[[ The input open ]]

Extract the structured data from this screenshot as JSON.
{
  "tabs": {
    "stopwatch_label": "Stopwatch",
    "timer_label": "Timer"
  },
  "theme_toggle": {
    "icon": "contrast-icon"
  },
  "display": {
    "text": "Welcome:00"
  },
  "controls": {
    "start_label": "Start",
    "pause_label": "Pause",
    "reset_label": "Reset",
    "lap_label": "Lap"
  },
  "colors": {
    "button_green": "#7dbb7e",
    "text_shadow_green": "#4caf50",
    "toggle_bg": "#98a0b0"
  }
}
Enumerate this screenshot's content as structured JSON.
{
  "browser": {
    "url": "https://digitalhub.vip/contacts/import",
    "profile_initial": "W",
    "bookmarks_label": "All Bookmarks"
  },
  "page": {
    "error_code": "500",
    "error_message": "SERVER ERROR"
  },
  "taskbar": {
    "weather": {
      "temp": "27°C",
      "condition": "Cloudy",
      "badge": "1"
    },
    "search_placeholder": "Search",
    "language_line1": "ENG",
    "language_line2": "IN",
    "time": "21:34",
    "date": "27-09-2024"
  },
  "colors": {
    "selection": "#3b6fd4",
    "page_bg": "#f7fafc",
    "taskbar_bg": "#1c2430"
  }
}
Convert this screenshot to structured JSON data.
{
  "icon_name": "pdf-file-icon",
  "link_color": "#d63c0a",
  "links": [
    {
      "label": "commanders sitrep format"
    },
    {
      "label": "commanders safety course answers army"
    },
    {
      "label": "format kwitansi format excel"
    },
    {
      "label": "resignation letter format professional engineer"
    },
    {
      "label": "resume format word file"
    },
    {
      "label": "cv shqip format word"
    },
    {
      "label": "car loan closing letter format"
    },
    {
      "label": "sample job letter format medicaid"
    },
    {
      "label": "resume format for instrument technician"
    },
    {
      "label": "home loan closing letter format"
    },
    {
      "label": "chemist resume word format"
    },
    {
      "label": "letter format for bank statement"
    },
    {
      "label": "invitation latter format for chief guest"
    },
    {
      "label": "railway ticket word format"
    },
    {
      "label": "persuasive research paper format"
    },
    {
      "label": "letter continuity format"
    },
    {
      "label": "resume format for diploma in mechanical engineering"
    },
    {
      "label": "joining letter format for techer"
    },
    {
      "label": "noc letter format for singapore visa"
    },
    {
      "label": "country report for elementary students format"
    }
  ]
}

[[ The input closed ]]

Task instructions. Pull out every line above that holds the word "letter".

Solution to this exercise.
      "label": "resignation letter format professional engineer"
      "label": "car loan closing letter format"
      "label": "sample job letter format medicaid"
      "label": "home loan closing letter format"
      "label": "letter format for bank statement"
      "label": "letter continuity format"
      "label": "joining letter format for techer"
      "label": "noc letter format for singapore visa"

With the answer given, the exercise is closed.